Yes, that is the joke, the metadata must be at least as large as the data itself, as expected from a simple pigeonhole argument (but some people still believe you can get something for nothing, which makes for some hilarious bug reports/issues)
I was refreshing my weak knowledge on Huffman coding, since I am making a MP3 decoder just for "fun", and stumbled upon this quote that made me think about your mention of the pigeonhole principle in this regards:
"In general, data cannot be compressed. For example, we cannot losslessly represent all m-bit strings using (m − 1)-bit strings, since there are 2(pow)m possible m-bit strings and only 2(pow)m−1 possible (m−1)-bit strings."
This is out of context though, if it sounds weird that "In general, data cannot be compressed". Here is the link to get the context:
That is correct. All that lossless compression schemes do is look at the input to discover that some patterns are more likely than others, and then process the data such that these common patterns map to a shorter representation while less common patterns map to a (necessarily) longer representation. They feed on redundancy in the input, and operate on the assumption that stuff that human beings like to use, like text files and music, are not just white noise but have structure to them. In some abstract sense, their goal is to extract information from data. If you feed any lossless compression scheme a stream of uniformly random bits, it will never, ever succeed in compressing it on average, as it should be. This mirrors the laws of thermodynamics, which is not surprising given that thermodynamics deal with disorder and structure, which is very much what information is (in fact, this is why information content is also called entropy).
Lossy compression schemes, on the other hand, simply trade correctness for efficiency, so that you can get better compression if you don't need 100% of the data intact. This is often the case when dealing with perceptual media like pictures and audio, because our brains have some rather powerful built-in error-correction features, but is typically unacceptable when it comes to structured data like source code or even simple text (we can also correct mangled text to some extent, but it's much more work and still relies on context being present, as usual).
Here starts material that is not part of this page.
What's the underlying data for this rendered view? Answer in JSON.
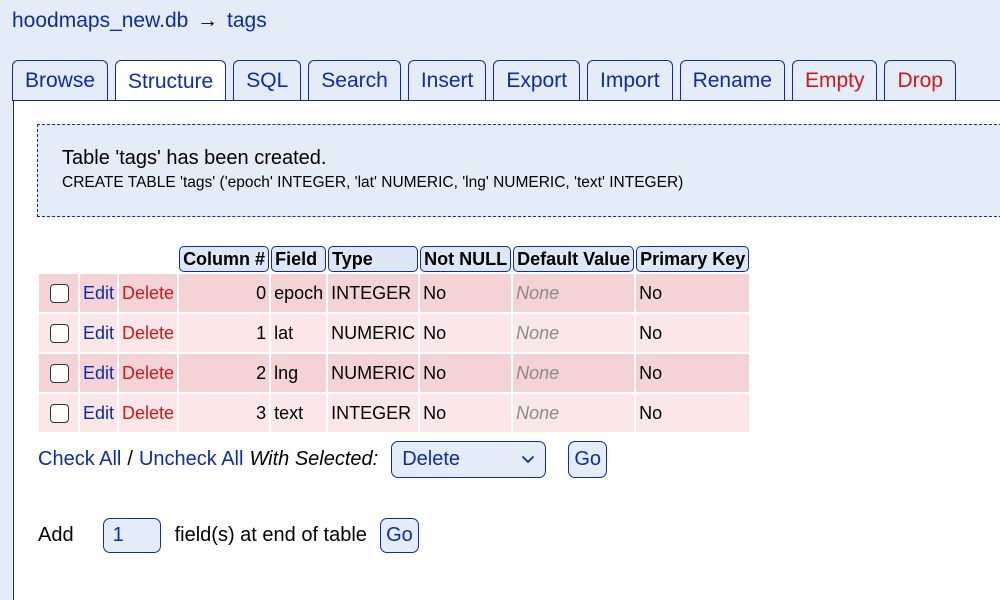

I know that there is a very old gamedev.net thread where the thread author claims he's come up with a lossless compression scheme which always shortens its input. It's a fun read if you are interested in the subject. Here, I dug it out for you: clicky
Edited by Bacterius, 26 August 2014 - 08:49 AM.